At about 4:30pm on Friday afternoon, I got a call from Lois Stanley, a commuter saying she had been waiting for a bus for over 40minutes at the Corporation street in the city centre.
(In fact, a few minutes before this was a tweet from Paul Bradshaw, also waiting at a bus stop, and I thought it was another case of our #phantombuses)
— Paul Bradshaw (@paulbradshaw) August 2, 2013
Back to the first call:
Lois travels to city centre from Perry Barr every day for work. She has been participating in #phantombuses – a crowd sourced data gathering experiment on buses that we started two weeks back.
So Lois told me there was an air ambulance landing on Steelhouse Lane near the Birmingham Children’s hospital. This led to her standing and staring at the Real Time Information Screen at a bus stop on the Priory queensway. She later walked two bus stops away and reached Corporation Street and saw the ambulance.
To tweet or not to tweet (without more details)?
I was very tempted to tweet her comments and photos ASAP. But about six years of journalism training told me to cross check it first and find out if it was one angry commuter or were there many like her at the city centre and elsewhere to understand the scale of the traffic disruption.
What would be my sources of verifying the story?
1. My first instinct was to call the Birmingham City Council traffic control room.
So I called the Press office and reached the answering machine as it was already past 5pm by then. Here I was given an emergency Press contacts number.
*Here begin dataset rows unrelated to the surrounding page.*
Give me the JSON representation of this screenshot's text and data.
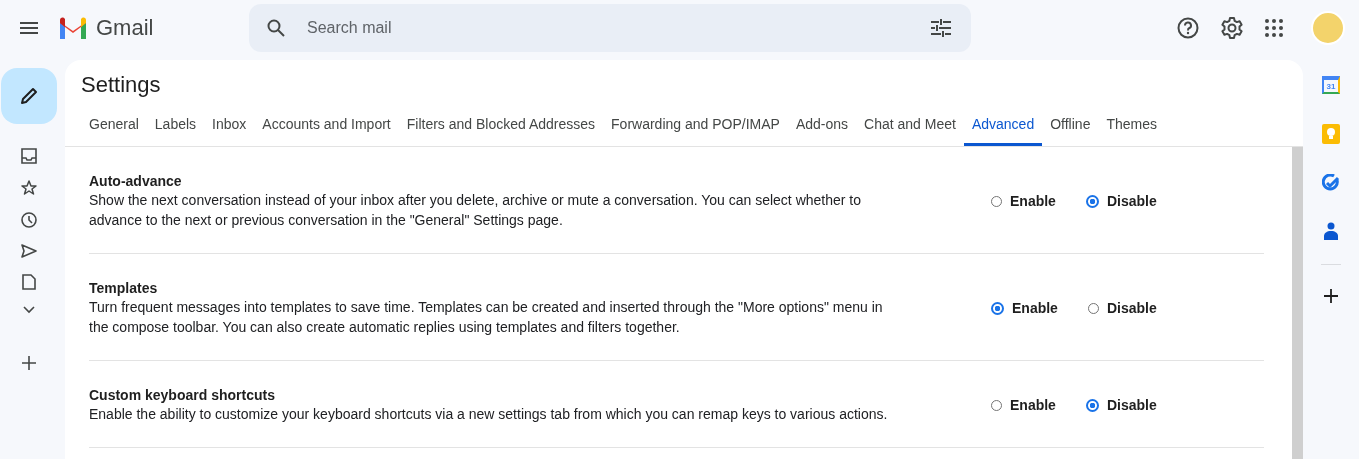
{
  "app": {
    "name": "Gmail"
  },
  "search": {
    "placeholder": "Search mail"
  },
  "page": {
    "title": "Settings"
  },
  "tabs": [
    {
      "label": "General",
      "selected": false
    },
    {
      "label": "Labels",
      "selected": false
    },
    {
      "label": "Inbox",
      "selected": false
    },
    {
      "label": "Accounts and Import",
      "selected": false
    },
    {
      "label": "Filters and Blocked Addresses",
      "selected": false
    },
    {
      "label": "Forwarding and POP/IMAP",
      "selected": false
    },
    {
      "label": "Add-ons",
      "selected": false
    },
    {
      "label": "Chat and Meet",
      "selected": false
    },
    {
      "label": "Advanced",
      "selected": true
    },
    {
      "label": "Offline",
      "selected": false
    },
    {
      "label": "Themes",
      "selected": false
    }
  ],
  "settings": [
    {
      "title": "Auto-advance",
      "description": "Show the next conversation instead of your inbox after you delete, archive or mute a conversation. You can select whether to advance to the next or previous conversation in the \"General\" Settings page.",
      "options": [
        {
          "label": "Enable",
          "selected": false
        },
        {
          "label": "Disable",
          "selected": true
        }
      ]
    },
    {
      "title": "Templates",
      "description": "Turn frequent messages into templates to save time. Templates can be created and inserted through the \"More options\" menu in the compose toolbar. You can also create automatic replies using templates and filters together.",
      "options": [
        {
          "label": "Enable",
          "selected": true
        },
        {
          "label": "Disable",
          "selected": false
        }
      ]
    },
    {
      "title": "Custom keyboard shortcuts",
      "description": "Enable the ability to customize your keyboard shortcuts via a new settings tab from which you can remap keys to various actions.",
      "options": [
        {
          "label": "Enable",
          "selected": false
        },
        {
          "label": "Disable",
          "selected": true
        }
      ]
    }
  ],
  "side_panel": {
    "calendar_day": "31"
  }
}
However there was no response at the number. I did get a call later and was dismissed as a student/blogger and was asked to:
“appreciate the fact that it’s a Friday afternoon”
2. Then I called the West Midlands Police Press office.
“We don’t have traffic updates“
So I went back to the non-emergency number, where they looked into their traffic logs. The officer, while looking for it the details, apologised and said,
“We have hundreds of traffic logs in a day, it may take me a while to locate the one you’re asking for”
3. Finally I called the West Midlands Ambulance Service Press office. The phone lines here were not working.
So I ended up calling the West Midlands Ambulance Service (WMAS) regular number, very conscious and guilty of the fact that I’m eating into their time when they need to attend to patients’ calls.
As expected, they did not have any information about this air ambulance landing in the middle of the city, at the Birmingham Children’s Hospital. The WMAS website said they’re located at Millennium Point.
All this left me wondering who’s in charge of talking to the Press on a Friday afternoon, if anything major happens on the city roads? Was calling the wrong people? What numbers do other journalists call to get such information?
Having worked as a transport correspondent and being on the night shift as a crime reporter, for over two years, the traffic control room, the highway control room and the expressway control room would be the first port of call. But yesterday I had no clue where I went wrong!
I was finally put out of my misery when I saw a tweet from National Express.
Birmingham City Centre heavily congested due to Air Ambulance landing #gridlock
— NX West Midlands (@nxwestmidlands) August 2, 2013
After this, I started tweeting the pictures sent by Lois Stanley, being assured that I was not blowing things out of proportion.